• Given data:

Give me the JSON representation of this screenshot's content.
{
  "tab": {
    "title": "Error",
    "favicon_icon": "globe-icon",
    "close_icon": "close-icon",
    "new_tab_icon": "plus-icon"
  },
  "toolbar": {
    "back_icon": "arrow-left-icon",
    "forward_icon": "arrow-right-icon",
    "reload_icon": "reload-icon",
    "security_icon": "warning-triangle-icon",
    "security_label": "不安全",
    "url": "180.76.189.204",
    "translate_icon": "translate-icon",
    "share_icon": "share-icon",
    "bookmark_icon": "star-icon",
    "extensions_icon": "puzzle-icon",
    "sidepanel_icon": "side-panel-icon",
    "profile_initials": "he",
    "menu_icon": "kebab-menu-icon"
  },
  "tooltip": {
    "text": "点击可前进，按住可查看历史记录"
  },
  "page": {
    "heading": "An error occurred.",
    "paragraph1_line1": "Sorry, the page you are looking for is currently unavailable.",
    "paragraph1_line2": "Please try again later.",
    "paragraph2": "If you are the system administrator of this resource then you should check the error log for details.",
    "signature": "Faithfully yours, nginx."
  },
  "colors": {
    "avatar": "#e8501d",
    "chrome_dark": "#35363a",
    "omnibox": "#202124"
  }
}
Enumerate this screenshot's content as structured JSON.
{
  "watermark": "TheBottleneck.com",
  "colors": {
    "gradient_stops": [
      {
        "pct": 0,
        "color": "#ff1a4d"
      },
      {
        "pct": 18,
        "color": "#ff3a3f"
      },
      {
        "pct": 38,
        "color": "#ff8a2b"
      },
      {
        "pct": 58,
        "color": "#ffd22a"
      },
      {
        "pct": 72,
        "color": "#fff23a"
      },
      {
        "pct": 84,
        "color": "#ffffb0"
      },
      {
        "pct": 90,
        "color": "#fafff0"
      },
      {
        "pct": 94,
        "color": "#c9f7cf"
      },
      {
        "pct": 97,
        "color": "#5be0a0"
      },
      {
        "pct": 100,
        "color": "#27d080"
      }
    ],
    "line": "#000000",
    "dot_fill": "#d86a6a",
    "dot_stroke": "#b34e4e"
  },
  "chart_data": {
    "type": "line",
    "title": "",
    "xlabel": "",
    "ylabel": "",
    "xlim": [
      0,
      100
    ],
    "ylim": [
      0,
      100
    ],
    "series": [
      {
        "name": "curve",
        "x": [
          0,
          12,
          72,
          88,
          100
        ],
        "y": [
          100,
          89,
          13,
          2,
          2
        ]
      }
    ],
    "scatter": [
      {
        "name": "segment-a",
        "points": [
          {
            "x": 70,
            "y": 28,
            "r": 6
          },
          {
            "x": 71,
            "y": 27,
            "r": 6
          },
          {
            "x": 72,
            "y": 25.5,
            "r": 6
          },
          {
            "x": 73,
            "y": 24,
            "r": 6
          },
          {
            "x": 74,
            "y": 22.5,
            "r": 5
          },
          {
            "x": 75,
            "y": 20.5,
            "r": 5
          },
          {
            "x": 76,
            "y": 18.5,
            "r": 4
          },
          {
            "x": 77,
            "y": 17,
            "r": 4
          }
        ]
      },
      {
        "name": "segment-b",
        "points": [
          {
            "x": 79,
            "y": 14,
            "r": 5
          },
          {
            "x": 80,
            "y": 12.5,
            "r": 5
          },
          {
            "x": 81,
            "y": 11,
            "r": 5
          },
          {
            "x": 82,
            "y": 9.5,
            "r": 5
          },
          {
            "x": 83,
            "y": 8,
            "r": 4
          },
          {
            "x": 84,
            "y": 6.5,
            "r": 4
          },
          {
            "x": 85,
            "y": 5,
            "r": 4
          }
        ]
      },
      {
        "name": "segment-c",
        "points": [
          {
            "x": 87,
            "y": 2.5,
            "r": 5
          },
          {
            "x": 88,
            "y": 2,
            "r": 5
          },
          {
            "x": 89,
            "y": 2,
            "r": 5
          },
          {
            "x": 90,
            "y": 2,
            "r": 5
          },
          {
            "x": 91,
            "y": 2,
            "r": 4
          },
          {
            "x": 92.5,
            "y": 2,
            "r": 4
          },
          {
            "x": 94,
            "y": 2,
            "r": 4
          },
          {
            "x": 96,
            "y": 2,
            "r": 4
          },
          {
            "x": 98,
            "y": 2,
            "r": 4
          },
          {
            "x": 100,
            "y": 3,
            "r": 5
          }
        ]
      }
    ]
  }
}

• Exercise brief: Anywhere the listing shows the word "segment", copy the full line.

• Task solution:
        "name": "segment-a",
        "name": "segment-b",
        "name": "segment-c",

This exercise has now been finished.